Honestly, I think you just shot yourself down with that comment. For starters… a student in sequential art? Seriously? You're doing that course, and wrote that sort of comment, and you had the nerve to call jacques elitist?!On top of that, if your main point here is that he's too comfortable… I can't be bothered even putting my argument into words here. It's too easy.Besides, 'someone is WRONG on the internet' etc.

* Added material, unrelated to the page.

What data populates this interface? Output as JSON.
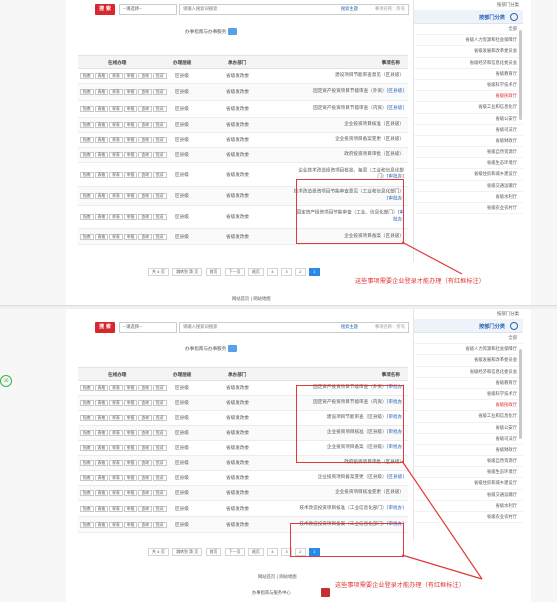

BriFace, I appreciate some of your comments and arguments. I think: "I used to be a fan, but now QC has gotten to repetitive and I'm bored. QC used to seem dangerous and now it seems comfortable and complacent. The art had drastically improved for a while and that was exciting, to watch the development. But now that has leveled off and QC seems to have developed it's own set of clichés." All of that is arguable and defensible.Your arguments about the attitudes of the readers seems more like a critique of QC message boards (and comments on pages like this) and less about the comic itself. This is the stuff that seems designed to incite argument. It's inflammatory, just there to get a reaction from the fans here.I can appreciate that a sequential arts student would have higher expectations for a comic. But I don't think you can blame an artist for getting comfortable or finding a "sweet spot" in their writing. Just because it bores you, that doesn't make it bad. Obviously QC has a growing fan base. What's the point in seeking out a forum where fans are expressing their love for the comic just to put in your two cents about how you think it's terrible? Instead of just ranting on and on about what you hate and why you hate it, mention something that you LIKE instead.The "Snapesnogger" link you provided is completely out of context. Very rude. Crude and seemingly racist. Seriously offensive. Not funny. I didn't bother to delve into it that much. But why you would link your comment to THAT kind of page? It reflects poorly on what you have to say. You damn yourself by association. It makes your other arguments about QC suspect.In short, BriFace, if you don't like QC, if you are bored, vote with your feet. Don't read it! Find something worthy of your time and interests. Don't rain on the parade. You won't improve QC with your snarky comments about it or it's fans. If you have nothing polite or constructive to say, just move on. Say nothing. Especially before you degenerate into the shallow, racist, personal attacks of your Encyclopedia Dramatica "Snapesnogger" link. That was uncalled for. Your linking that shit to this page was rude.